What Is The Difference Between A Snake And A Serpent

Snakes and serpents are often used interchangeably in daily conversations, but the truth is that there is a significant difference between the two. Although they belong to the same order, there are various physical and biological distinctions in terms of their body structure, behavior, and habitat. This article dives deep into what sets snakes and serpents apart, so you can identify them with clarity and understand their functions in the ecosystem.

Body Structure

The physical structure is one of the primary differences between snakes and serpents. Snakes are characterized by having relatively shorter and thicker bodies with a distinct head and a heavier mid-body section. They also have lower sensory organs, such as nostrils and eyes, to track their prey and sense their surroundings effectively. Most snakes are also venomous, which means they have long and sharp fangs that inject toxic venom to immobilize their victims instantly.

On the other hand, serpents have a slender and smoother body, which results from their efficient movement on land and in water. Unlike snakes, they have an elongated body that runs from the head to the tail without any significant differentiation. Serpents also have a distinctively articulated backbone, which allows them to coil and grip their prey tightly. They rely more on their keen sense of smell and vibrations to locate their food, rather than sight, which is limited in water.

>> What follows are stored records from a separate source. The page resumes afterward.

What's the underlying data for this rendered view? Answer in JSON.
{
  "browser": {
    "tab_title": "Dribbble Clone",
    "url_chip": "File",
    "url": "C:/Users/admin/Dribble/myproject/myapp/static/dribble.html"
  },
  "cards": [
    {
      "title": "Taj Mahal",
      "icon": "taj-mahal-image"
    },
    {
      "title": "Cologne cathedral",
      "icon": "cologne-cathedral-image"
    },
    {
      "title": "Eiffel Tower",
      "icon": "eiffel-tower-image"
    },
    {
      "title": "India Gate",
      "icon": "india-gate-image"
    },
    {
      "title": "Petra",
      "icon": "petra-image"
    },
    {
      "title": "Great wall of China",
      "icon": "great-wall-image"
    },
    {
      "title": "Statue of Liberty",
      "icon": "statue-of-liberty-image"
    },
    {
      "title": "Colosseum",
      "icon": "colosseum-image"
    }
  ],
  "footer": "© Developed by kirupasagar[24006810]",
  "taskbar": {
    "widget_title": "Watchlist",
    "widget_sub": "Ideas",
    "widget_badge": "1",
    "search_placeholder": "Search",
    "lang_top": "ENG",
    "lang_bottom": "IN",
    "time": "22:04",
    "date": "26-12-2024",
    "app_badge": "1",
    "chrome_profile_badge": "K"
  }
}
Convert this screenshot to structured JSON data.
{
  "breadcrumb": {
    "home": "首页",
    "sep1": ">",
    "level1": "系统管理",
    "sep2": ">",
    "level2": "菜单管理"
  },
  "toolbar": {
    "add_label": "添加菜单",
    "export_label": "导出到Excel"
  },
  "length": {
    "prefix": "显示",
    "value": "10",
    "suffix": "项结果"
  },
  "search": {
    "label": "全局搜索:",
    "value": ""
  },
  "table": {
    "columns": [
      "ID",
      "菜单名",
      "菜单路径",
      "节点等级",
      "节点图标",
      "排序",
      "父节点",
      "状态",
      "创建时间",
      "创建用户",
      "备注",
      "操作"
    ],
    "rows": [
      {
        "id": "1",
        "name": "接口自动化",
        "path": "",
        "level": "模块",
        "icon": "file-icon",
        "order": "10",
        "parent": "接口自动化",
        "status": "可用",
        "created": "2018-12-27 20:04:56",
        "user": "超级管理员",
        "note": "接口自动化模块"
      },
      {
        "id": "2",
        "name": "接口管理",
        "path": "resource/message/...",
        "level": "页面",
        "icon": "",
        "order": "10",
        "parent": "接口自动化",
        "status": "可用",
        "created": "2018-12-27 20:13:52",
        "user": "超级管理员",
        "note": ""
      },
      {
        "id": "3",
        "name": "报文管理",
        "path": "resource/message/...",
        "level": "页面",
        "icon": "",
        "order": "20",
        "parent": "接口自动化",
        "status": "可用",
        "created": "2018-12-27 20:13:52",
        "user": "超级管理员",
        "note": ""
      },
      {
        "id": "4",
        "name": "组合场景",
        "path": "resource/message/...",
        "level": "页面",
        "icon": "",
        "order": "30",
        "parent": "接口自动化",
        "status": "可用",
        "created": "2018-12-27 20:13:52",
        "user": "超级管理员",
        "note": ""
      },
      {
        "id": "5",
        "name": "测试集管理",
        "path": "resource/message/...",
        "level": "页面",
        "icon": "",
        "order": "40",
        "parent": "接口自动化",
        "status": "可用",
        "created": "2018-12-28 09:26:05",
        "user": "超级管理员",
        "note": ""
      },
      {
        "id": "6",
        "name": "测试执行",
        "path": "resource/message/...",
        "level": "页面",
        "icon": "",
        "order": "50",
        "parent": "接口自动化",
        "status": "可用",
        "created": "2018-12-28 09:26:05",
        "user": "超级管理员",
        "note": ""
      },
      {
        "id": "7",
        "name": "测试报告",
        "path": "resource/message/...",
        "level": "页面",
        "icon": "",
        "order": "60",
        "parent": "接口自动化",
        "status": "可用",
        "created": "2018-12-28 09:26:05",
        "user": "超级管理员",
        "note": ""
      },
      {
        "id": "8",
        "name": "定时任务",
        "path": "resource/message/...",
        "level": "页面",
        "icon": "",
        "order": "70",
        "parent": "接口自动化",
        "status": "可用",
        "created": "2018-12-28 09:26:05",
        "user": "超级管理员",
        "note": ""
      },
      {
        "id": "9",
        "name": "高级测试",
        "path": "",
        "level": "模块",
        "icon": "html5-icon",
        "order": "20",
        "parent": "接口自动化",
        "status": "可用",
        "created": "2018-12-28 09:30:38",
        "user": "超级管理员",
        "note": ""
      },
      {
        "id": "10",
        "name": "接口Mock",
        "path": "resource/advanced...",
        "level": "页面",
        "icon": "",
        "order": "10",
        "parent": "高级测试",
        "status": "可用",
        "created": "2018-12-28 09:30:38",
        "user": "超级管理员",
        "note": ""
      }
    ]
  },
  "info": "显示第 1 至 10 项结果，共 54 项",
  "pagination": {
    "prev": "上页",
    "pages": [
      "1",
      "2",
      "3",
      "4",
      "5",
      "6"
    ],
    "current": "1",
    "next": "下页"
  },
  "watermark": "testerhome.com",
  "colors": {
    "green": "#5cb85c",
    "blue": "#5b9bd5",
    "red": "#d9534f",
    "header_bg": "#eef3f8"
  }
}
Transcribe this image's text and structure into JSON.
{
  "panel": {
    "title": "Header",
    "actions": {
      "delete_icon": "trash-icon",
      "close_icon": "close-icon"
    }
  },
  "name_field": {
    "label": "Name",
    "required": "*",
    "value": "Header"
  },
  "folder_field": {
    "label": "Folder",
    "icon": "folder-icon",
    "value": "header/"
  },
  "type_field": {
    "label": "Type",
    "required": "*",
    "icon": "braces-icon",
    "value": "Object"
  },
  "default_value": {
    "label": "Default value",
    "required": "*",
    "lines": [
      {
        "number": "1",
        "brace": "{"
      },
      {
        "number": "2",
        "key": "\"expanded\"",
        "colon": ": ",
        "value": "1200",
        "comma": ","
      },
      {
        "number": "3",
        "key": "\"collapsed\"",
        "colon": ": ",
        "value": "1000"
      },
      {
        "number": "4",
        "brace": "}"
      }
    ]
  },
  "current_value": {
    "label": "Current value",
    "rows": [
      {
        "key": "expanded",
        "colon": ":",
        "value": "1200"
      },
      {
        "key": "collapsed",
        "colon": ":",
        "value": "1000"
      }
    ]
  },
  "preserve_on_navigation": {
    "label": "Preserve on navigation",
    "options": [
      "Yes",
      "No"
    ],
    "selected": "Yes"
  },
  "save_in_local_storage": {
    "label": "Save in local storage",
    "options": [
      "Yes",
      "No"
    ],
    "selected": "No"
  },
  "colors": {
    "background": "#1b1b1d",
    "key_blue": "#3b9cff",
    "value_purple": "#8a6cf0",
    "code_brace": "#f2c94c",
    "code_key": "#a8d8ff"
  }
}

Another critical distinction between snakes and serpents is their behavior. Snakes are more aggressive and territorial, often attacking anyone or anything that poses a threat to their territory or food source. They tend to strike their victims suddenly and abruptly to immobilize them, using venom that is lethal to even the most massive creatures. Some species of snakes, such as the Rattlesnake, use their distinctive rattling sound to warn off impending danger and defend their territory.

In contrast, serpents are known for their calm and non-aggressive behavior. They rarely attack unless provoked or cornered, and they usually try to escape or hide instead of confronting their predators. Serpents rely on various defensive mechanisms, such as camouflage, to blend in with their surroundings and remain hidden from any threat. They also tend to be more social, forming groups of congregate around certain areas such as water sources.


Snakes and serpents have different habitats that provide them with the perfect conditions to thrive. Snakes are more commonly found in warm and dry regions, where they can bask in the sun to regulate their body temperature. They prefer to live in dry areas such as deserts and grasslands, where food is plenty and water sources are scarce. However, some species of snakes, such as the water snake, thrive in aquatic environments, such as streams, ponds, and swamps.

Serpents are more diverse in their habitat, with some species preferring dry land and others thriving in aquatic environments. They can be found in various habitats, such as forests, grasslands, and wetlands. They tend to stick to loosely packed soil, where they can dig their burrows and hide during the day. Their aquatic counterparts live in shallow water bodies, such as rivers and lakes, where they can swim and prey on fish and other aquatic creatures.


In conclusion, while snakes and serpents may appear similar in their body structure, their behavior, and habitat differ significantly. Snakes have shorter and thicker bodies, are more aggressive, and are usually found in dry and warm regions. Serpents, on the other hand, have elongated and slender bodies, are non-aggressive, and can be found in a variety of habitats, including aquatic environments. By understanding these differences, you can gain a more comprehensive understanding of the fascinating world of reptiles and their functions in the ecosystem.

Keywords: snake, serpent, difference, body structure, behavior, habitat, physical distinctions, venomous, sense of smell, vibrations, basking, aquatic environments, dryland, ecosystem.